Azem bought the business from his friend Ishmael Mubarak, who opened the it in 1980 in a St. Paul location, then moved it to its current spot, with the distinctive domed architecture, in 1982.

Azem is a graduate of the hotel and restaurant management program at University of Wisconsin-Stout, and this business is all he knows. He says he’s been with the restaurant in one form or another all of his adult life.

Indeed, the place feels a bit like somebody’s dimly lit living room, with its many tchotchkes, a wall tapestry of a buxom belly dancer, and potted plants absorbing what little natural light flows into the room.

“You’re cooking food, but the end result is people. Abut 90 percent are regulars and friends. You develop a relationship. It’s a part of your life. It is your life,” says Azem, leaning back in a dining room chair with a hot mug, greeting customers as they come and go. One man stops to ask about the sale.

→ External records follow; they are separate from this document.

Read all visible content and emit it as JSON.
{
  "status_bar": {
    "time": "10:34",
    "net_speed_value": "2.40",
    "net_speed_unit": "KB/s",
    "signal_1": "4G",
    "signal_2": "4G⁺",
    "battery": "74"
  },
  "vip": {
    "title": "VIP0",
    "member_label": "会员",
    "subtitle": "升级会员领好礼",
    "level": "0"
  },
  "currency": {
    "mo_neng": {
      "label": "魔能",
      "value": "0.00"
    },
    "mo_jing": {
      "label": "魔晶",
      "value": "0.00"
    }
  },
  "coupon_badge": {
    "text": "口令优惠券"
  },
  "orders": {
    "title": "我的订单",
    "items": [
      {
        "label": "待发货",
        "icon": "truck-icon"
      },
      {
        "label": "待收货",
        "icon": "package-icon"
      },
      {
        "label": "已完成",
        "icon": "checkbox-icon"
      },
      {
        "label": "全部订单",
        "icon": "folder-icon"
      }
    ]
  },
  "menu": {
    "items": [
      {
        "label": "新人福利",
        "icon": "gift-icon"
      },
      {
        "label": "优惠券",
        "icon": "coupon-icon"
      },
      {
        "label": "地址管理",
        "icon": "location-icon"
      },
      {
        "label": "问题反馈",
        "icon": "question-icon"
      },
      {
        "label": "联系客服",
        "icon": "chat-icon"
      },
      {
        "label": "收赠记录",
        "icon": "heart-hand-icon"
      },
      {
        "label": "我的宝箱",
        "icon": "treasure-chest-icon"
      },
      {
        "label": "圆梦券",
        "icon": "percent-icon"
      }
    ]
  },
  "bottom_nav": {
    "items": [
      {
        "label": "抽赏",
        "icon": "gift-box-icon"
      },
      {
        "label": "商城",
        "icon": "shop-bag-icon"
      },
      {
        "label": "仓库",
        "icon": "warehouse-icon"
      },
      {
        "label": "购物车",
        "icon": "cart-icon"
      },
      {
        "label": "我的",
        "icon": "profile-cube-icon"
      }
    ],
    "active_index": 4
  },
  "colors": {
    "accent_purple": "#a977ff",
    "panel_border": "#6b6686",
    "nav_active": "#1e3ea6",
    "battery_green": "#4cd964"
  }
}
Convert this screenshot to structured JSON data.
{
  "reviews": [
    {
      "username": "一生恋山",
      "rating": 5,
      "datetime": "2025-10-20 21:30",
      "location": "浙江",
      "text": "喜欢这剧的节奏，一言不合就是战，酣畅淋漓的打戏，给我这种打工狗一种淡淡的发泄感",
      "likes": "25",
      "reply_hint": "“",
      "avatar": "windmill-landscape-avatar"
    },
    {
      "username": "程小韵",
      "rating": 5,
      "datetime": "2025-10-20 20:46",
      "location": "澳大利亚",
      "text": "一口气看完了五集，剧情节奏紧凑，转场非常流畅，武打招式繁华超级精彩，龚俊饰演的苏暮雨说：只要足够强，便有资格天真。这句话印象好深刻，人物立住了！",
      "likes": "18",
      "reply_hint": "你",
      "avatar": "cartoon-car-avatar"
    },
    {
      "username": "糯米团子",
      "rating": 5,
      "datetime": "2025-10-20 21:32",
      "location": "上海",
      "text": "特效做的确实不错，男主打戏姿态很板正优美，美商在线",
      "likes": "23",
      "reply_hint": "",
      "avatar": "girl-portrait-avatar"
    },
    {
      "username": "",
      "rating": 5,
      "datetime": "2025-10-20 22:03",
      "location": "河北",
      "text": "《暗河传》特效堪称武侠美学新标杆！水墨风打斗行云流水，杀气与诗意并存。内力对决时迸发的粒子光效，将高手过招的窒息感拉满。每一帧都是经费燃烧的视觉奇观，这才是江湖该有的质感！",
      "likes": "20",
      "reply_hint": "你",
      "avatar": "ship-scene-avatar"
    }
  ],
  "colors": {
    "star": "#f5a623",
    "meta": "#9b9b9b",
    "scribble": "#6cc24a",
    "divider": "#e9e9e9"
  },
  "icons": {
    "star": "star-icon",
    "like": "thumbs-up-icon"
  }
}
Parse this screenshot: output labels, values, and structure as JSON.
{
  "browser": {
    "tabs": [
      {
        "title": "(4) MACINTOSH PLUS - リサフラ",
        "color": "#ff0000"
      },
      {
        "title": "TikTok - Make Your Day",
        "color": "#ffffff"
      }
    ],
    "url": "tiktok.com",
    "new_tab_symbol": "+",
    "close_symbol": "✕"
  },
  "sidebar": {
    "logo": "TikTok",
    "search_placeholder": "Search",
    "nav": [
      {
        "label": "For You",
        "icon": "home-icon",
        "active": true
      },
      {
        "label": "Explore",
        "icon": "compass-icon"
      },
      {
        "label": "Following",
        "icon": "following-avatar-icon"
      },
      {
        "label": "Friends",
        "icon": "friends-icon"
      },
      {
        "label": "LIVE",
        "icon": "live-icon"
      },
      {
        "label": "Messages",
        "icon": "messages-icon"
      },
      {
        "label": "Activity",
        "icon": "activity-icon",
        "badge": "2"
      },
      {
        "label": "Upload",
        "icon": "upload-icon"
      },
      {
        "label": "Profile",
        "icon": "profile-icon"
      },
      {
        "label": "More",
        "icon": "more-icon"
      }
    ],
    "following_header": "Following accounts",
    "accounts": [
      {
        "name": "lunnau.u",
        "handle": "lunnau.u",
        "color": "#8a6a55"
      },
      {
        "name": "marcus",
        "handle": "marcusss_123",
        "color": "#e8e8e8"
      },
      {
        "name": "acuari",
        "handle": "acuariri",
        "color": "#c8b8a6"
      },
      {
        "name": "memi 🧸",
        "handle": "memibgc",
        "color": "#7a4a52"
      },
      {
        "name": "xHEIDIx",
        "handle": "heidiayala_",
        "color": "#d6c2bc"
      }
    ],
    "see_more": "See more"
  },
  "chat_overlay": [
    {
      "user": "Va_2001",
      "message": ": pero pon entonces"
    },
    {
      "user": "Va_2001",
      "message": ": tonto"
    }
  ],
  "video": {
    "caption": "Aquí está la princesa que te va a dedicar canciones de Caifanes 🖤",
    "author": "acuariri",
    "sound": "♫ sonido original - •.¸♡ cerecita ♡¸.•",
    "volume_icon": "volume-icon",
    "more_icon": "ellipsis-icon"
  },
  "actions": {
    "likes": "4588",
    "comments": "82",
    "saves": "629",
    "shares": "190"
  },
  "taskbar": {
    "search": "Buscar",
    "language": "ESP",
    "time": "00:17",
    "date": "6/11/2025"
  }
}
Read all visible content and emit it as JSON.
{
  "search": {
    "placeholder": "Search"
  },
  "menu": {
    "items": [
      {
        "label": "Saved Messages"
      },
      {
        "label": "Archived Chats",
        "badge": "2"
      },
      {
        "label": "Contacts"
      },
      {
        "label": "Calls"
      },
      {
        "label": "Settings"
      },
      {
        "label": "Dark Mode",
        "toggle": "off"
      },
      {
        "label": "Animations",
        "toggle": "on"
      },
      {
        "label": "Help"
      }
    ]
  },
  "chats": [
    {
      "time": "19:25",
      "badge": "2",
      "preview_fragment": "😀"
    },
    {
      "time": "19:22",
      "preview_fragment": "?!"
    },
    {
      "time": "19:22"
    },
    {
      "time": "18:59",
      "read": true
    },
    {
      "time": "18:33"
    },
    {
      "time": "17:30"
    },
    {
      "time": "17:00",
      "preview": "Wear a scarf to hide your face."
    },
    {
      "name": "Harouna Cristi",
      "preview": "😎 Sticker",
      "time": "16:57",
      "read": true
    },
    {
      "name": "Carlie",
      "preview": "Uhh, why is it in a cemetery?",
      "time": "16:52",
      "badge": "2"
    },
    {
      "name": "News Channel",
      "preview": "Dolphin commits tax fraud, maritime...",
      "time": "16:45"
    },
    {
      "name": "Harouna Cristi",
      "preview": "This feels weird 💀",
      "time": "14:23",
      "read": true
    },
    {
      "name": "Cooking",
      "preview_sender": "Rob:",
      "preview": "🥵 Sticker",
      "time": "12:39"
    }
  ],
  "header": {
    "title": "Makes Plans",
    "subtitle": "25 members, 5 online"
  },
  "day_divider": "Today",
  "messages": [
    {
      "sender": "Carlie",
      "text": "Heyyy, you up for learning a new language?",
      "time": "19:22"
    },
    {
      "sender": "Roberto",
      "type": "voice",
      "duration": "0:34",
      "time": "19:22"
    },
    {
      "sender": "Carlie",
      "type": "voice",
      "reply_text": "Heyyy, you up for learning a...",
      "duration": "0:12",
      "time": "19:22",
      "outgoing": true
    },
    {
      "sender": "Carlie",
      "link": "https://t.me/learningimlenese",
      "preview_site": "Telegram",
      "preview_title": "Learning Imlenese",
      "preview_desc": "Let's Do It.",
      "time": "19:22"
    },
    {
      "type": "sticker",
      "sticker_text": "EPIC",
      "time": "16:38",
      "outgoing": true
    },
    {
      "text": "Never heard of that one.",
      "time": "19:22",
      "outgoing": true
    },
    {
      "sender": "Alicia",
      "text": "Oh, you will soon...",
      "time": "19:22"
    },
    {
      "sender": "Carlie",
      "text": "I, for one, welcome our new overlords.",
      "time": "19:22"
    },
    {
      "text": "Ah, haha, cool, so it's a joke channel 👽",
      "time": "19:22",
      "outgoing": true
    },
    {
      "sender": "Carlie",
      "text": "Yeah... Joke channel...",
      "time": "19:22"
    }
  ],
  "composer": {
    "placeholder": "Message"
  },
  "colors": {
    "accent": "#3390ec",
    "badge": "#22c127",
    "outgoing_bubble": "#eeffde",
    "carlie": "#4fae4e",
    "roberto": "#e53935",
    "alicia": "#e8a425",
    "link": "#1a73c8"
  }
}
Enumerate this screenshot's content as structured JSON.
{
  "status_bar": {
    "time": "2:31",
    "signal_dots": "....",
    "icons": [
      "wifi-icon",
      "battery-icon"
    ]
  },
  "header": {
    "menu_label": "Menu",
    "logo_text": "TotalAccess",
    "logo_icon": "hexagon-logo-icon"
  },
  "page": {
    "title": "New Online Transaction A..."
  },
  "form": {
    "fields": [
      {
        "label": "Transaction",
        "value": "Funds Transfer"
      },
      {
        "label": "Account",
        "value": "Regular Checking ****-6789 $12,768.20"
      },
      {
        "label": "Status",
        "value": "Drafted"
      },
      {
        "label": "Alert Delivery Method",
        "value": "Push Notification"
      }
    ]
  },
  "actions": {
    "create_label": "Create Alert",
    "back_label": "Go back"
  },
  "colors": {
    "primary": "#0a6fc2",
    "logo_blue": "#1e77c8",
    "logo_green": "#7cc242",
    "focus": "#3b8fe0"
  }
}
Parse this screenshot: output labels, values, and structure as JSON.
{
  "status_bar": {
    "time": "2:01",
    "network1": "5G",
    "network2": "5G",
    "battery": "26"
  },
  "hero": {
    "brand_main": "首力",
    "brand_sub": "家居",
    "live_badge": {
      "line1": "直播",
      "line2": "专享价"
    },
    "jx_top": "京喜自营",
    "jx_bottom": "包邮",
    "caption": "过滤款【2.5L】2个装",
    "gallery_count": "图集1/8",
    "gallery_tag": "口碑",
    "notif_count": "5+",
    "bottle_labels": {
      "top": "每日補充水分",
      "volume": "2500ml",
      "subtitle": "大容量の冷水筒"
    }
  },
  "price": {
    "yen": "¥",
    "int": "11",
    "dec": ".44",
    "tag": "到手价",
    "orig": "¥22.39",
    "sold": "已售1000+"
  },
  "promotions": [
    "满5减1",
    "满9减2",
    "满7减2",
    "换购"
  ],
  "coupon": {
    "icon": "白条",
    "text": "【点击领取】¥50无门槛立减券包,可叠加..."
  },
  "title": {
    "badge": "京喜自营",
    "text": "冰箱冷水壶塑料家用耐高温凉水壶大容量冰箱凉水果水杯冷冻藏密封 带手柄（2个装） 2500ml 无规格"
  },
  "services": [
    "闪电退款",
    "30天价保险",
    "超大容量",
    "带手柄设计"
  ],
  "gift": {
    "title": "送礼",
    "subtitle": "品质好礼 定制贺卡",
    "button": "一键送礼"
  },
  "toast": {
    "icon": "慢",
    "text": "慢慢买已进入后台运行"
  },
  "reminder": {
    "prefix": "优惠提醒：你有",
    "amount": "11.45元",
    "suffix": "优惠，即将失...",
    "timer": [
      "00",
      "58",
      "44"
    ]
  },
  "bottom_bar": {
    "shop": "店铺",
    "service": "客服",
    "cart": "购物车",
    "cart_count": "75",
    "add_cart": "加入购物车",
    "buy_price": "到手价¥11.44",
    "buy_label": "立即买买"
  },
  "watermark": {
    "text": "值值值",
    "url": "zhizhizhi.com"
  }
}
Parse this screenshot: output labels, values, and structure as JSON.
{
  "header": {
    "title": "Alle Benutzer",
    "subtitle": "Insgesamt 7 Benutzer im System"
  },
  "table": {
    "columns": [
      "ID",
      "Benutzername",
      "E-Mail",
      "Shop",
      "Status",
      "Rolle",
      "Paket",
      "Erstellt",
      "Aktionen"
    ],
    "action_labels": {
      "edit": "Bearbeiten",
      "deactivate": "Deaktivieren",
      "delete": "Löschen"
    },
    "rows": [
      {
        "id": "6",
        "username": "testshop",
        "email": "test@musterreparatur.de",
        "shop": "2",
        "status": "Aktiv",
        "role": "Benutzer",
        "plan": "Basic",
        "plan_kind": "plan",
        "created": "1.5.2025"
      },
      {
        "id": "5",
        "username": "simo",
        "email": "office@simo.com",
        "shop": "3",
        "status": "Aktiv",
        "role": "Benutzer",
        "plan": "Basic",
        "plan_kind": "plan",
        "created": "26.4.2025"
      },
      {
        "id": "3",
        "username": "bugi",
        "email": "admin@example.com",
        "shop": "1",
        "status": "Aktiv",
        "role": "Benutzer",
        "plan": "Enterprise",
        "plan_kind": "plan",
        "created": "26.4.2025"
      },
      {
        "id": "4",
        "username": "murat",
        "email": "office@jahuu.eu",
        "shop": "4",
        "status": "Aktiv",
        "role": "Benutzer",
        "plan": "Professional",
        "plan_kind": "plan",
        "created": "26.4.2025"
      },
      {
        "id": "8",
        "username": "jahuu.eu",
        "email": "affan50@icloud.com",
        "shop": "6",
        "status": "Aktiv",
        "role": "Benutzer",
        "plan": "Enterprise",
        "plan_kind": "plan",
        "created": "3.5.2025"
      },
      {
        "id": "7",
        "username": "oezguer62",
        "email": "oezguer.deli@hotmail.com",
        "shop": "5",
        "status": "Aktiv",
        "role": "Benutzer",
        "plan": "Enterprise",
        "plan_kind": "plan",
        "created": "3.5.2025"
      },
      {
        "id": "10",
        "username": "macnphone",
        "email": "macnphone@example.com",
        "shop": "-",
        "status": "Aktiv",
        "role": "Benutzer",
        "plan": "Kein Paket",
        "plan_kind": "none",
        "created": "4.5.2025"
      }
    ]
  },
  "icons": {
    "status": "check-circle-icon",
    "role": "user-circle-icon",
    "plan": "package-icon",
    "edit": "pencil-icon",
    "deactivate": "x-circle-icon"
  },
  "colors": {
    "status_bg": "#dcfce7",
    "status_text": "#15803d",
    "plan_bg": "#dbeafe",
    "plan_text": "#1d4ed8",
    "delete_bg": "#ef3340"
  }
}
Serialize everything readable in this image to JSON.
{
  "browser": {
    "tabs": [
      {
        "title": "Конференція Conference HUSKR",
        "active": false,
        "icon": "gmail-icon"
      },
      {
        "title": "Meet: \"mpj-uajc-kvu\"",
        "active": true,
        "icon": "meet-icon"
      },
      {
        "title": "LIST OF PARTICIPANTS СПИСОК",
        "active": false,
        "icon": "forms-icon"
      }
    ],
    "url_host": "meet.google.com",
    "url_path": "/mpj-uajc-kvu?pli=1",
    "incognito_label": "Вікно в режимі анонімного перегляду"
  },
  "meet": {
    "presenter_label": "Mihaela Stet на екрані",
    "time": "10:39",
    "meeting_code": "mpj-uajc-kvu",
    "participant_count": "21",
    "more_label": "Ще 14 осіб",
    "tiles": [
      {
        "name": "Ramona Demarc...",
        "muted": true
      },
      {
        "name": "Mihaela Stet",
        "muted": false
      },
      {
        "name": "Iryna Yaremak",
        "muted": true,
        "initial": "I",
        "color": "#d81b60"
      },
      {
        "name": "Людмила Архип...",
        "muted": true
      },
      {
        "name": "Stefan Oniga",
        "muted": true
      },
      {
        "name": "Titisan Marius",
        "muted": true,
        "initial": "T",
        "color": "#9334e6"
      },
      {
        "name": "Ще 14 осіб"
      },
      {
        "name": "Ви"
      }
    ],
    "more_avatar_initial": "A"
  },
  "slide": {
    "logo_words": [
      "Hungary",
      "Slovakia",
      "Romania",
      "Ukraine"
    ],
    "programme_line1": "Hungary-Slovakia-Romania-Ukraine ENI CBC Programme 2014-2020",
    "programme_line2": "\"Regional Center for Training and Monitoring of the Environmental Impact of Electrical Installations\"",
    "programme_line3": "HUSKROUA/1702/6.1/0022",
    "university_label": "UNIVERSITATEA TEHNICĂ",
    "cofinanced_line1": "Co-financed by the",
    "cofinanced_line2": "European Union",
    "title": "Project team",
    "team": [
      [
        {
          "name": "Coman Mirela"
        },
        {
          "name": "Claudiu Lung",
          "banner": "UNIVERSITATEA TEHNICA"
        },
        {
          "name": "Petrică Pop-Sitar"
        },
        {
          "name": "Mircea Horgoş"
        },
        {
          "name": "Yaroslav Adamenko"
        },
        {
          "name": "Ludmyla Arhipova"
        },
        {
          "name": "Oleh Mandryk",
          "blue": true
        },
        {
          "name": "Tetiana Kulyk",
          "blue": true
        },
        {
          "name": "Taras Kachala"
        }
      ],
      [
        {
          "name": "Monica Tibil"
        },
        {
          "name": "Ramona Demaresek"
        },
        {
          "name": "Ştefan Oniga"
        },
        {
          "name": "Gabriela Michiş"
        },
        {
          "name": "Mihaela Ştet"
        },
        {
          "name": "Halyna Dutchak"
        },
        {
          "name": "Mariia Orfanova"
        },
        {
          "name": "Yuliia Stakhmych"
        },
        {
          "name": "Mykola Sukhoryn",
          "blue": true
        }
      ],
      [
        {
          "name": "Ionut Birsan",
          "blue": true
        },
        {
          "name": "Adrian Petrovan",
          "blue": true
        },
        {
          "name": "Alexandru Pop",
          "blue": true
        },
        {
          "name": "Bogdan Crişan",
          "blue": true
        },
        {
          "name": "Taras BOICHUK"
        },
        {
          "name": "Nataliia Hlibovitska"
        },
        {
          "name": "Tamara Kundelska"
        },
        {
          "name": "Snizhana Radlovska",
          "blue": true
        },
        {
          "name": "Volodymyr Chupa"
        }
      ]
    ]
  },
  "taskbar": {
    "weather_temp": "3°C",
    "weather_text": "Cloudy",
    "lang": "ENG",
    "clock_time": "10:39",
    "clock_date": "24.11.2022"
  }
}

He says he'll keep his fingers crossed. 

“See?” asks Azem, throwing up his hands.

The Loring Park neighborhood association Citizens for a Loring Park Community says they are rooting for Jerusalem’s to get a space in the new development. Azem says that his City Council member, Lisa Goodman, is pushing for the same. It’s far from any guarantee, says Azem, and even if he were granted a space, the expense of such a proposition is in itself daunting.

“That’s all fine and dandy, but they give you walls. To establish a place from zero, that’s a lot of money.”

City Pages reached out to the developer of the project, Dominium Apartments, to see if they had a plan to include Jerusalem’s in the new project, but they did not respond. Azem says he’s contacted them twice and has been told that they would “get back to him.”

He added that he never received any personal correspondence from the landlord of the property, either, and said that it feels like “We don’t mean a damn thing to this guy.” We did reach the landlord, Barry Anderson, and he said that the building has been for sale for years, that Azem knew that, and that the plan to sell is “nothing personal.”

It feels personal to Azem, who runs the kitchen while his wife, Duaa, zig-zags around the tiny room handling the tables and the cash register.

“This is a solid business. A lot of customers have been coming in since they were two years old. They’re big now and have kids of their own! You can’t just bury the Jerusalem’s name. People go and check out other Middle Eastern restaurants, but they always come back here.”

He’s been notified that after he vacates the building, it will take around 18 months for the new development to go up, and he doesn’t know what he plans to do in the meantime, even if he gets a new space there.

“This isn’t about being confrontational.... It’s your life. You’re here seven days a week. It hasn’t sunk in yet. It’s not going to be easy."

Jerusalem’s will close at the end of August.

1518 Nicollet Ave., Minneapolis